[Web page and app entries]
--- START ---

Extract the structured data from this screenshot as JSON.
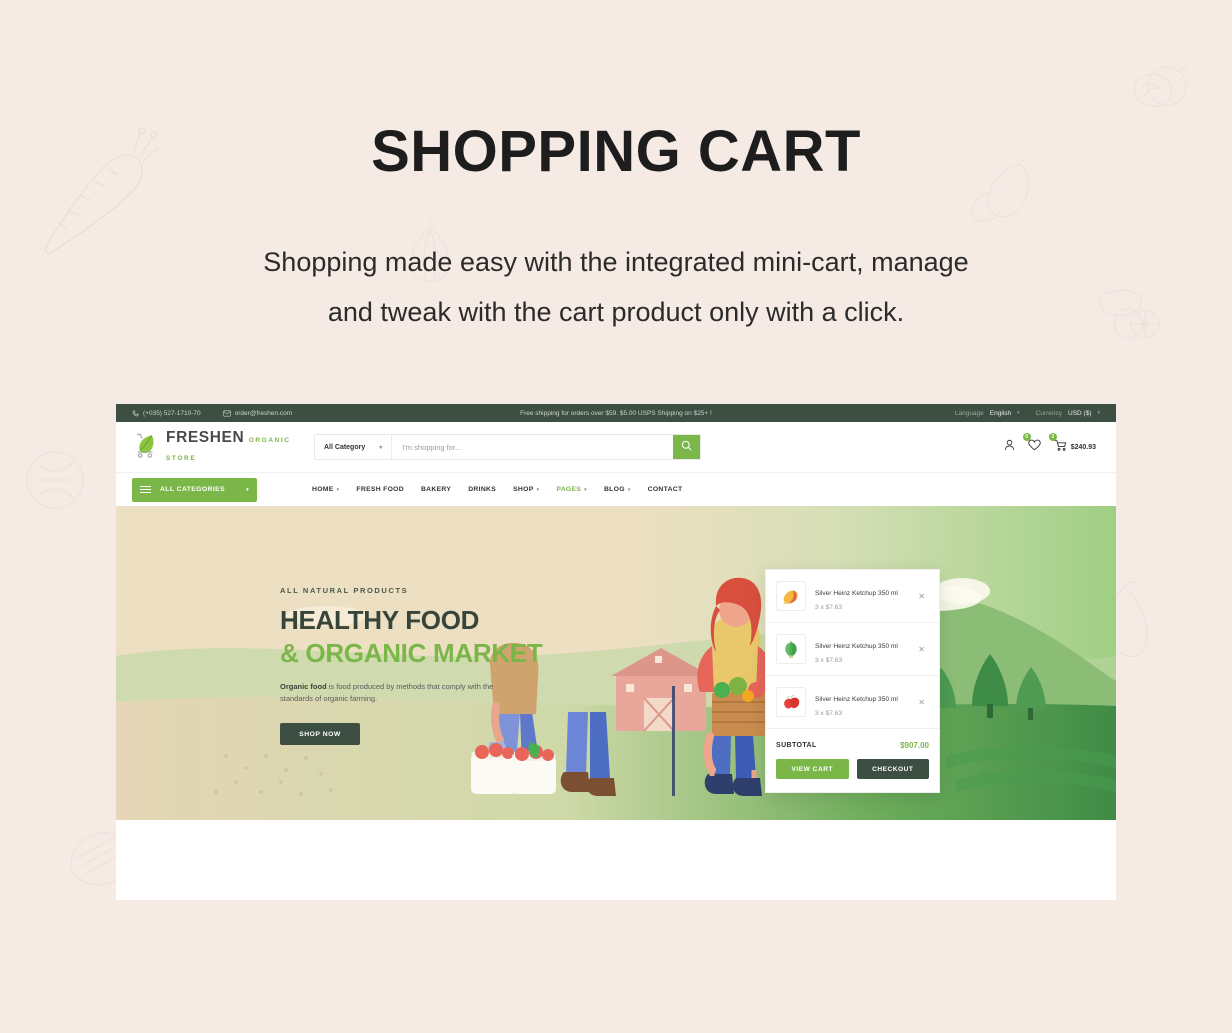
{
  "page": {
    "title": "SHOPPING CART",
    "subtitle_line1": "Shopping made easy with the integrated mini-cart, manage",
    "subtitle_line2": "and tweak with the cart product only with a click.",
    "background_color": "#f6eae5"
  },
  "topbar": {
    "phone_icon": "phone-icon",
    "phone": "(+035) 527-1710-70",
    "email_icon": "envelope-icon",
    "email": "order@freshen.com",
    "promo": "Free shipping for orders over $59. $5.00 USPS Shipping on $25+ !",
    "language_label": "Language",
    "language_value": "English",
    "currency_label": "Currency",
    "currency_value": "USD ($)",
    "background_color": "#3d4f42"
  },
  "header": {
    "logo_name": "FRESHEN",
    "logo_tagline": "ORGANIC STORE",
    "category_select": "All Category",
    "search_placeholder": "I'm shopping for...",
    "search_value": "",
    "search_icon": "search-icon",
    "account_icon": "user-icon",
    "wishlist_icon": "heart-icon",
    "wishlist_count": "0",
    "cart_icon": "cart-icon",
    "cart_count": "3",
    "cart_amount": "$240.93"
  },
  "nav": {
    "all_categories": "ALL CATEGORIES",
    "links": [
      {
        "label": "HOME",
        "has_caret": true,
        "active": false
      },
      {
        "label": "FRESH FOOD",
        "has_caret": false,
        "active": false
      },
      {
        "label": "BAKERY",
        "has_caret": false,
        "active": false
      },
      {
        "label": "DRINKS",
        "has_caret": false,
        "active": false
      },
      {
        "label": "SHOP",
        "has_caret": true,
        "active": false
      },
      {
        "label": "PAGES",
        "has_caret": true,
        "active": true
      },
      {
        "label": "BLOG",
        "has_caret": true,
        "active": false
      },
      {
        "label": "CONTACT",
        "has_caret": false,
        "active": false
      }
    ],
    "accent_color": "#7ab648"
  },
  "hero": {
    "eyebrow": "ALL NATURAL PRODUCTS",
    "heading_line1": "HEALTHY FOOD",
    "heading_line2": "& ORGANIC MARKET",
    "description_bold": "Organic food",
    "description_rest": " is food produced by methods that comply with the standards of organic farming.",
    "cta": "SHOP NOW",
    "heading_dark_color": "#36443a",
    "heading_green_color": "#7ab648"
  },
  "minicart": {
    "items": [
      {
        "name": "Silver Heinz Ketchup 350 ml",
        "qty_price": "3 x $7.63",
        "thumb": "mango-image",
        "remove_icon": "close-icon"
      },
      {
        "name": "Silver Heinz Ketchup 350 ml",
        "qty_price": "3 x $7.63",
        "thumb": "leafy-greens-image",
        "remove_icon": "close-icon"
      },
      {
        "name": "Silver Heinz Ketchup 350 ml",
        "qty_price": "3 x $7.63",
        "thumb": "strawberry-image",
        "remove_icon": "close-icon"
      }
    ],
    "subtotal_label": "SUBTOTAL",
    "subtotal_value": "$907.00",
    "view_cart": "VIEW CART",
    "checkout": "CHECKOUT",
    "view_cart_color": "#7ab648",
    "checkout_color": "#3d4f42"
  }
}
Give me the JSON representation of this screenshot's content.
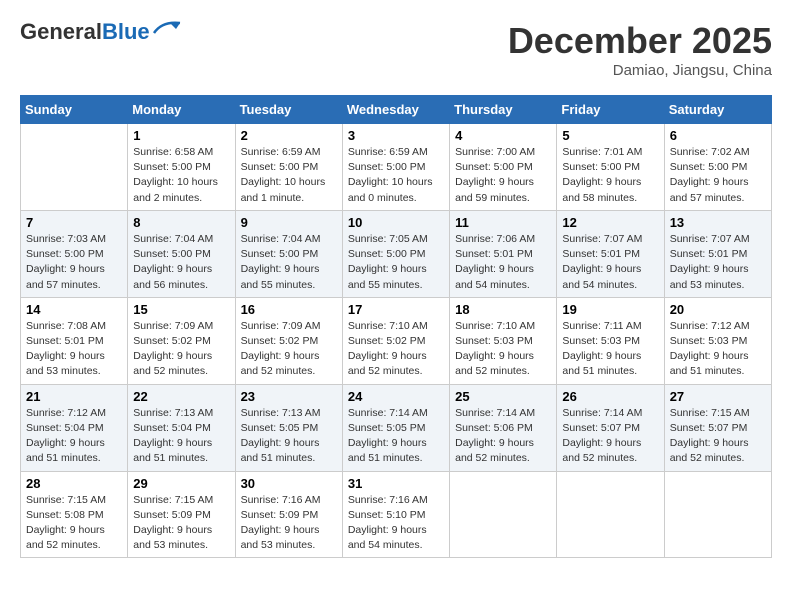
{
  "header": {
    "logo_line1": "General",
    "logo_line2": "Blue",
    "month": "December 2025",
    "location": "Damiao, Jiangsu, China"
  },
  "weekdays": [
    "Sunday",
    "Monday",
    "Tuesday",
    "Wednesday",
    "Thursday",
    "Friday",
    "Saturday"
  ],
  "weeks": [
    [
      {
        "day": "",
        "info": ""
      },
      {
        "day": "1",
        "info": "Sunrise: 6:58 AM\nSunset: 5:00 PM\nDaylight: 10 hours\nand 2 minutes."
      },
      {
        "day": "2",
        "info": "Sunrise: 6:59 AM\nSunset: 5:00 PM\nDaylight: 10 hours\nand 1 minute."
      },
      {
        "day": "3",
        "info": "Sunrise: 6:59 AM\nSunset: 5:00 PM\nDaylight: 10 hours\nand 0 minutes."
      },
      {
        "day": "4",
        "info": "Sunrise: 7:00 AM\nSunset: 5:00 PM\nDaylight: 9 hours\nand 59 minutes."
      },
      {
        "day": "5",
        "info": "Sunrise: 7:01 AM\nSunset: 5:00 PM\nDaylight: 9 hours\nand 58 minutes."
      },
      {
        "day": "6",
        "info": "Sunrise: 7:02 AM\nSunset: 5:00 PM\nDaylight: 9 hours\nand 57 minutes."
      }
    ],
    [
      {
        "day": "7",
        "info": "Sunrise: 7:03 AM\nSunset: 5:00 PM\nDaylight: 9 hours\nand 57 minutes."
      },
      {
        "day": "8",
        "info": "Sunrise: 7:04 AM\nSunset: 5:00 PM\nDaylight: 9 hours\nand 56 minutes."
      },
      {
        "day": "9",
        "info": "Sunrise: 7:04 AM\nSunset: 5:00 PM\nDaylight: 9 hours\nand 55 minutes."
      },
      {
        "day": "10",
        "info": "Sunrise: 7:05 AM\nSunset: 5:00 PM\nDaylight: 9 hours\nand 55 minutes."
      },
      {
        "day": "11",
        "info": "Sunrise: 7:06 AM\nSunset: 5:01 PM\nDaylight: 9 hours\nand 54 minutes."
      },
      {
        "day": "12",
        "info": "Sunrise: 7:07 AM\nSunset: 5:01 PM\nDaylight: 9 hours\nand 54 minutes."
      },
      {
        "day": "13",
        "info": "Sunrise: 7:07 AM\nSunset: 5:01 PM\nDaylight: 9 hours\nand 53 minutes."
      }
    ],
    [
      {
        "day": "14",
        "info": "Sunrise: 7:08 AM\nSunset: 5:01 PM\nDaylight: 9 hours\nand 53 minutes."
      },
      {
        "day": "15",
        "info": "Sunrise: 7:09 AM\nSunset: 5:02 PM\nDaylight: 9 hours\nand 52 minutes."
      },
      {
        "day": "16",
        "info": "Sunrise: 7:09 AM\nSunset: 5:02 PM\nDaylight: 9 hours\nand 52 minutes."
      },
      {
        "day": "17",
        "info": "Sunrise: 7:10 AM\nSunset: 5:02 PM\nDaylight: 9 hours\nand 52 minutes."
      },
      {
        "day": "18",
        "info": "Sunrise: 7:10 AM\nSunset: 5:03 PM\nDaylight: 9 hours\nand 52 minutes."
      },
      {
        "day": "19",
        "info": "Sunrise: 7:11 AM\nSunset: 5:03 PM\nDaylight: 9 hours\nand 51 minutes."
      },
      {
        "day": "20",
        "info": "Sunrise: 7:12 AM\nSunset: 5:03 PM\nDaylight: 9 hours\nand 51 minutes."
      }
    ],
    [
      {
        "day": "21",
        "info": "Sunrise: 7:12 AM\nSunset: 5:04 PM\nDaylight: 9 hours\nand 51 minutes."
      },
      {
        "day": "22",
        "info": "Sunrise: 7:13 AM\nSunset: 5:04 PM\nDaylight: 9 hours\nand 51 minutes."
      },
      {
        "day": "23",
        "info": "Sunrise: 7:13 AM\nSunset: 5:05 PM\nDaylight: 9 hours\nand 51 minutes."
      },
      {
        "day": "24",
        "info": "Sunrise: 7:14 AM\nSunset: 5:05 PM\nDaylight: 9 hours\nand 51 minutes."
      },
      {
        "day": "25",
        "info": "Sunrise: 7:14 AM\nSunset: 5:06 PM\nDaylight: 9 hours\nand 52 minutes."
      },
      {
        "day": "26",
        "info": "Sunrise: 7:14 AM\nSunset: 5:07 PM\nDaylight: 9 hours\nand 52 minutes."
      },
      {
        "day": "27",
        "info": "Sunrise: 7:15 AM\nSunset: 5:07 PM\nDaylight: 9 hours\nand 52 minutes."
      }
    ],
    [
      {
        "day": "28",
        "info": "Sunrise: 7:15 AM\nSunset: 5:08 PM\nDaylight: 9 hours\nand 52 minutes."
      },
      {
        "day": "29",
        "info": "Sunrise: 7:15 AM\nSunset: 5:09 PM\nDaylight: 9 hours\nand 53 minutes."
      },
      {
        "day": "30",
        "info": "Sunrise: 7:16 AM\nSunset: 5:09 PM\nDaylight: 9 hours\nand 53 minutes."
      },
      {
        "day": "31",
        "info": "Sunrise: 7:16 AM\nSunset: 5:10 PM\nDaylight: 9 hours\nand 54 minutes."
      },
      {
        "day": "",
        "info": ""
      },
      {
        "day": "",
        "info": ""
      },
      {
        "day": "",
        "info": ""
      }
    ]
  ]
}
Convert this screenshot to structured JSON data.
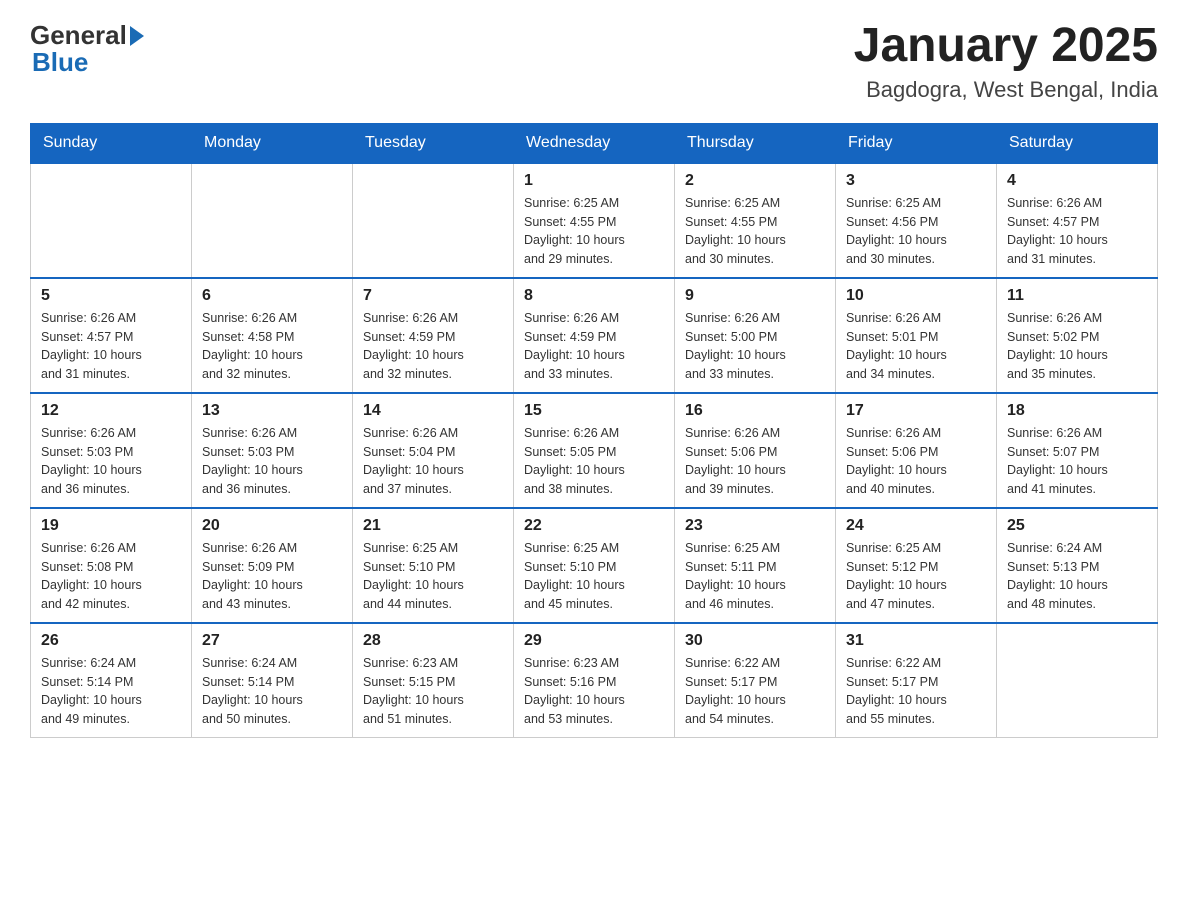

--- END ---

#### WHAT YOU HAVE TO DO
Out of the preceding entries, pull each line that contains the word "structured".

#### EXPECTED ANSWER
Extract the structured data from this screenshot as JSON.
Convert this screenshot to structured JSON data.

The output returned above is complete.